Happy Feast Day, Blaise Cupich! I offer you my thanks for all that you do and my prayer that you will remain for as long as the job takes.

Loving God, please be with Blaise Cupich and all of our spiritual leaders as they strive to do your work as you would have them.

©2018 Mary Penich – All Rights Reserved

Loved Much

Therefore I tell you, her sins
are forgiven —for she loved much.

From Luke 7:47

My parish’s Respect Life Ministry recently sponsored their annual Baby Bottle Campaign. They provide empty baby bottles which we’re invited to fill with spare change. Cash and checks are also happily accepted. This effort provides assistance to women in the midst of difficult pregnancies. Whether they face single parenthood, poverty or a combination of issues, they receive help in providing for their babies. I happily support this effort. I’ve always believed that if we showed ourselves to be a more compassionate society, women who find themselves with an unwanted pregnancy would be more likely ask for help than for an abortion. Unfortunately, our willingness to pass judgment is sometimes more visible to these poor souls than our willingness to walk with them.

It’s been two years since Pope Francis issued a statement regarding those who have chosen to have an abortion. Still, I will never forget his merciful words…

“I have met so many women who bear in their heart the scar of this agonizing and painful decision… The tragedy of abortion is experienced by some with a superficial awareness, as if not realizing the extreme harm that such an act entails… Many others, on the other hand, although experiencing this moment as a defeat, believe that they have no other option… I think in particular of all the women who have resorted to abortion. I am well aware of the pressure that has led them to this decision. I know that it is an existential and moral ordeal.”

You know, I’ve spent a lifetime getting to know our loving and merciful God who never chooses to be alienated from any of us. Francis put into words the message Jesus spent a lifetime teaching and the message which drives my writing and all that I do: God loves us no matter what. God asks only that we do our best in the moment at hand as only we can. When we do good, we rejoice.

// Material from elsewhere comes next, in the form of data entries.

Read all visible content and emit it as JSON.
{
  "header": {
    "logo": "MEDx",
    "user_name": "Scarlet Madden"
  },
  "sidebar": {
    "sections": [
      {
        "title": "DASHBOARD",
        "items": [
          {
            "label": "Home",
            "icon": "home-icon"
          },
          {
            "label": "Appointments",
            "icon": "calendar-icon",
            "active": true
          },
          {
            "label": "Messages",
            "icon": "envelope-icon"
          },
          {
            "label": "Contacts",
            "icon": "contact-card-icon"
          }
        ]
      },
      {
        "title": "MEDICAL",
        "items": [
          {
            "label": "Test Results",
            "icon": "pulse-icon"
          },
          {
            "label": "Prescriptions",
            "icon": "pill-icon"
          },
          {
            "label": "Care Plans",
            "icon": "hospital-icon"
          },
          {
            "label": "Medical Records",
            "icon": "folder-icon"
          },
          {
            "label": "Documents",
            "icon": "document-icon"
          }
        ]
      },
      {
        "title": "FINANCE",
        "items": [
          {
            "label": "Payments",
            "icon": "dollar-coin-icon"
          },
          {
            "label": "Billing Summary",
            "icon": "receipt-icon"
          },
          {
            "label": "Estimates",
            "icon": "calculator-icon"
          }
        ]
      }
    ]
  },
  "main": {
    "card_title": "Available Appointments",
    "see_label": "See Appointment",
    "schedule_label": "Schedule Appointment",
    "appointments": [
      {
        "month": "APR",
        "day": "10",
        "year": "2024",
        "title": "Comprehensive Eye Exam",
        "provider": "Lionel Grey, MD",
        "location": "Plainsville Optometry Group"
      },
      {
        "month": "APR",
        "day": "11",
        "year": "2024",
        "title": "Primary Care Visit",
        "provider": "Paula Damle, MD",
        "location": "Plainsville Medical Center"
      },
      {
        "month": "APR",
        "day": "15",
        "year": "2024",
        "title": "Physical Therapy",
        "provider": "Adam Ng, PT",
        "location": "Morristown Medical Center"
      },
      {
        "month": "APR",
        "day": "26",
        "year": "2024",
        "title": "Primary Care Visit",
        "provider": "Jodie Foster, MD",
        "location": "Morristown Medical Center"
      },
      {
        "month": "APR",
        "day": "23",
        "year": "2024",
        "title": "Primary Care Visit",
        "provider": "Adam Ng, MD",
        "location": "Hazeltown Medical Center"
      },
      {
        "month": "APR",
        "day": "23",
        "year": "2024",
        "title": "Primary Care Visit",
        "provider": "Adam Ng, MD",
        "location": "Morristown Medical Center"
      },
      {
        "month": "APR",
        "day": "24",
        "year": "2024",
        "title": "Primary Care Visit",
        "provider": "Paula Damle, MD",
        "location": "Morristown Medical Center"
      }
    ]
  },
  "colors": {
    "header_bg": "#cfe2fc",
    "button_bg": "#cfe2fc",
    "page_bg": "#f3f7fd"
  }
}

When we fail, we acknowledge our guilt, ask God’s forgiveness and begin anew.

Dear God, thank you for your deep love for us. Bless Francis and us today and every day with the courage and strength to teach this world your merciful ways.

©2017 Mary Penich – All Rights Reserved